■ **Exercise objective**
Exactly as they appear, copy the lines of the listing from the one containing "Transcribe this image's" through the final line, both included, and nothing else.

■ **Supplied information**
>>>

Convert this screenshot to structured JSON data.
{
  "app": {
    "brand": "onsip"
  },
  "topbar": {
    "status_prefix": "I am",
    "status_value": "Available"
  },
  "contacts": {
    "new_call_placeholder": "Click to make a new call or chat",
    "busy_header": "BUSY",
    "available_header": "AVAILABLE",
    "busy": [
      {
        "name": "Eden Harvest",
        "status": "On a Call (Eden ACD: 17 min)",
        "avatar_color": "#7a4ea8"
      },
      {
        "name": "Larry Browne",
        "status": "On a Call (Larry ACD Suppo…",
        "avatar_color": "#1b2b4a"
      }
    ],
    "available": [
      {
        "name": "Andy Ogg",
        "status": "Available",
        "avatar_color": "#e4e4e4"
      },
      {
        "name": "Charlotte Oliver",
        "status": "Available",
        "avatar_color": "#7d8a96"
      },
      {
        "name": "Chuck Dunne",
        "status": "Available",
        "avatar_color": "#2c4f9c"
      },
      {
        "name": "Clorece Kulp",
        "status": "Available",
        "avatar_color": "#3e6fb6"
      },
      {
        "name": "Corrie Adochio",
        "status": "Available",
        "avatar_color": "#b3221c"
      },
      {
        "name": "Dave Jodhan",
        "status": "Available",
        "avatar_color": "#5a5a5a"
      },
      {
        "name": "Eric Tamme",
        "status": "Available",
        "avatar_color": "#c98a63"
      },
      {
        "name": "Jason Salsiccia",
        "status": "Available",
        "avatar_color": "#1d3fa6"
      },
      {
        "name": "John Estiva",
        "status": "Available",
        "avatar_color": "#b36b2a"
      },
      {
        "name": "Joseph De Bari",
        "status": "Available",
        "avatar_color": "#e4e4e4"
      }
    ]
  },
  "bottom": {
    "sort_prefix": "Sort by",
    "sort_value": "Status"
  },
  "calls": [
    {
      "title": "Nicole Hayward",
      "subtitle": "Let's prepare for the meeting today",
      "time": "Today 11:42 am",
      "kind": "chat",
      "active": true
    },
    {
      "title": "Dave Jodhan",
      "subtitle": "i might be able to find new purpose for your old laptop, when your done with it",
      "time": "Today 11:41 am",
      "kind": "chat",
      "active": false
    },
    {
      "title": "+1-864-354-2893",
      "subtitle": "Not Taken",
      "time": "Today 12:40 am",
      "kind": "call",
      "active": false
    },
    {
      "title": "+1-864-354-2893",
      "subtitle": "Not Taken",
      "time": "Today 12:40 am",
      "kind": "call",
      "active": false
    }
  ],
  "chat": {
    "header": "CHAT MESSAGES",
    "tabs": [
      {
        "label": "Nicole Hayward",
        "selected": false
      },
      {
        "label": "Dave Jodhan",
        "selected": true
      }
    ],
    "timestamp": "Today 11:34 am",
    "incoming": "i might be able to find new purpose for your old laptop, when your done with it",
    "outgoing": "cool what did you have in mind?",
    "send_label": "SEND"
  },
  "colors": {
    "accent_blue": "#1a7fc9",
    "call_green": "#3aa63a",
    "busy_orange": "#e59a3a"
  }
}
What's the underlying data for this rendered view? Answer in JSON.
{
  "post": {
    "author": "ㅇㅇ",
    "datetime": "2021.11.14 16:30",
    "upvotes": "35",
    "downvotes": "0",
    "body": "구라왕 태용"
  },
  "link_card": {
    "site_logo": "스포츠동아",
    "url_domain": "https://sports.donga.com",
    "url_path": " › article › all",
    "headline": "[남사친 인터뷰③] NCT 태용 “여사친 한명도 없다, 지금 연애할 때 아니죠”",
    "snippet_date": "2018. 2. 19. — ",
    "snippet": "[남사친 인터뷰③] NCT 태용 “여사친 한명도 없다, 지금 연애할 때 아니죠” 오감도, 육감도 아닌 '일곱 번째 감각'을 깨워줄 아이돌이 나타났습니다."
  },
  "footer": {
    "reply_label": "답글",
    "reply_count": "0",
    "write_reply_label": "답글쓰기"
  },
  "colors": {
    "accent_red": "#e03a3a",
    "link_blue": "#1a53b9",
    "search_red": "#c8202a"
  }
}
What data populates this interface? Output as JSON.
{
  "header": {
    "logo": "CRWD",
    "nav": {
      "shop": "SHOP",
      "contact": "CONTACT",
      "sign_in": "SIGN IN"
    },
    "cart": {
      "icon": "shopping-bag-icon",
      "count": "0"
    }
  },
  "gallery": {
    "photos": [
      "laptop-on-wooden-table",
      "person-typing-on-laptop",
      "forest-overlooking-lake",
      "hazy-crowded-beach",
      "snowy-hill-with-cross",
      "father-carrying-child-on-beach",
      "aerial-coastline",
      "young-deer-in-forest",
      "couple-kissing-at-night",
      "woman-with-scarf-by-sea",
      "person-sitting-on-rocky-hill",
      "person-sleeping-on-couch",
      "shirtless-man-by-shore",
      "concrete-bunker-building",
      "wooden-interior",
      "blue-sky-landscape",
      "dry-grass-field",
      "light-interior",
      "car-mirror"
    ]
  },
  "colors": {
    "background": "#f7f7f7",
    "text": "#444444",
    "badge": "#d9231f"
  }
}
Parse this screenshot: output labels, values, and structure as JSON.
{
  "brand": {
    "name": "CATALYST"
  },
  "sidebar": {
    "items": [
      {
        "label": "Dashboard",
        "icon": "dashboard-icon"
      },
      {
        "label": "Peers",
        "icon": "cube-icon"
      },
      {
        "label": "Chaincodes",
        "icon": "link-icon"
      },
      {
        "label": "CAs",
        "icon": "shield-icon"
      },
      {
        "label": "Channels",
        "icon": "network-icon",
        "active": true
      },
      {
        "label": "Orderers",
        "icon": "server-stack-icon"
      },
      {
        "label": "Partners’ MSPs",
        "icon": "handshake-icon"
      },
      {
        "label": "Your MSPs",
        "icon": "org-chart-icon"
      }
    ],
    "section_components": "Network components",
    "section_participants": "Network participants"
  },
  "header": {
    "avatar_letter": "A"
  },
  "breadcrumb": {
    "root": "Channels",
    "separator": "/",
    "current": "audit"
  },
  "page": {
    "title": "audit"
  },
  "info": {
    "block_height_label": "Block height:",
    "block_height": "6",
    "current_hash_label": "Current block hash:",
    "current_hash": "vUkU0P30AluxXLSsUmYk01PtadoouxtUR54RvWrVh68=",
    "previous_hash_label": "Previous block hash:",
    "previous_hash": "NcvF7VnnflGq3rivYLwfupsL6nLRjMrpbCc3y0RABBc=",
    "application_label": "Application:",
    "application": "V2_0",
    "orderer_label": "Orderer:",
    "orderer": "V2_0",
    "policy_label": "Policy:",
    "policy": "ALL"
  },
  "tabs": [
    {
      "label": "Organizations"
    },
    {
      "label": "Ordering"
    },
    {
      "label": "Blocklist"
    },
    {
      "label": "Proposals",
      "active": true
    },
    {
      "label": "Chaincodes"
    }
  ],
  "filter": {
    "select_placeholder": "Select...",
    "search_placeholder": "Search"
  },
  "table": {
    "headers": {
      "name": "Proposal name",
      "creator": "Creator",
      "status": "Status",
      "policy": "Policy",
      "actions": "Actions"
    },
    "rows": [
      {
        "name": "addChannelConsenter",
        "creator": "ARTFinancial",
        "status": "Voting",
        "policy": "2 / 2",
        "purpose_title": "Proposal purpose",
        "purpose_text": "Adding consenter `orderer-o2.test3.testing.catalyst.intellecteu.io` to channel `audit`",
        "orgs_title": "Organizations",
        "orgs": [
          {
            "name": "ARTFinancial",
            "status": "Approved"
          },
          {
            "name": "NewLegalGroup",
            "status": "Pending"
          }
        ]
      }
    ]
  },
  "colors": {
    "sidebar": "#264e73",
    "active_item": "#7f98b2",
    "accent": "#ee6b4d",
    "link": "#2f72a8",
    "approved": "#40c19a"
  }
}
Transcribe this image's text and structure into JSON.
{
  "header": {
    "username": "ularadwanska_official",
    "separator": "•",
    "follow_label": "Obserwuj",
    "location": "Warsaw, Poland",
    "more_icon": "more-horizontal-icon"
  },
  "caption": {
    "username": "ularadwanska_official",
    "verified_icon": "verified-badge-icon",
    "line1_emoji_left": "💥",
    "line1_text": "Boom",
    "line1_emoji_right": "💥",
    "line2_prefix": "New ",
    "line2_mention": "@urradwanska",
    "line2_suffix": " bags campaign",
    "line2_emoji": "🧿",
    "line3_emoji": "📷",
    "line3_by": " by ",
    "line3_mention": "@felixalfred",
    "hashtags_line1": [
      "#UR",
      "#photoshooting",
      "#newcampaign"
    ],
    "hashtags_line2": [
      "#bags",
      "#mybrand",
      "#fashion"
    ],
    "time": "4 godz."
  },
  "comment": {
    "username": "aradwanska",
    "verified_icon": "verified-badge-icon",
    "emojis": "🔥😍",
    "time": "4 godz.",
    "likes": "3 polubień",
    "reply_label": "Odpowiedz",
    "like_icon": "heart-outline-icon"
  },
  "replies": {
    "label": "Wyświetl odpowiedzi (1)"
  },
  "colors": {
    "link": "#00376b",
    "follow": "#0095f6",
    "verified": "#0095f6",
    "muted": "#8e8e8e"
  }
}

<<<

■ **Exercise answer**
Transcribe this image's text and structure into JSON.
{
  "header": {
    "username": "ularadwanska_official",
    "separator": "•",
    "follow_label": "Obserwuj",
    "location": "Warsaw, Poland",
    "more_icon": "more-horizontal-icon"
  },
  "caption": {
    "username": "ularadwanska_official",
    "verified_icon": "verified-badge-icon",
    "line1_emoji_left": "💥",
    "line1_text": "Boom",
    "line1_emoji_right": "💥",
    "line2_prefix": "New ",
    "line2_mention": "@urradwanska",
    "line2_suffix": " bags campaign",
    "line2_emoji": "🧿",
    "line3_emoji": "📷",
    "line3_by": " by ",
    "line3_mention": "@felixalfred",
    "hashtags_line1": [
      "#UR",
      "#photoshooting",
      "#newcampaign"
    ],
    "hashtags_line2": [
      "#bags",
      "#mybrand",
      "#fashion"
    ],
    "time": "4 godz."
  },
  "comment": {
    "username": "aradwanska",
    "verified_icon": "verified-badge-icon",
    "emojis": "🔥😍",
    "time": "4 godz.",
    "likes": "3 polubień",
    "reply_label": "Odpowiedz",
    "like_icon": "heart-outline-icon"
  },
  "replies": {
    "label": "Wyświetl odpowiedzi (1)"
  },
  "colors": {
    "link": "#00376b",
    "follow": "#0095f6",
    "verified": "#0095f6",
    "muted": "#8e8e8e"
  }
}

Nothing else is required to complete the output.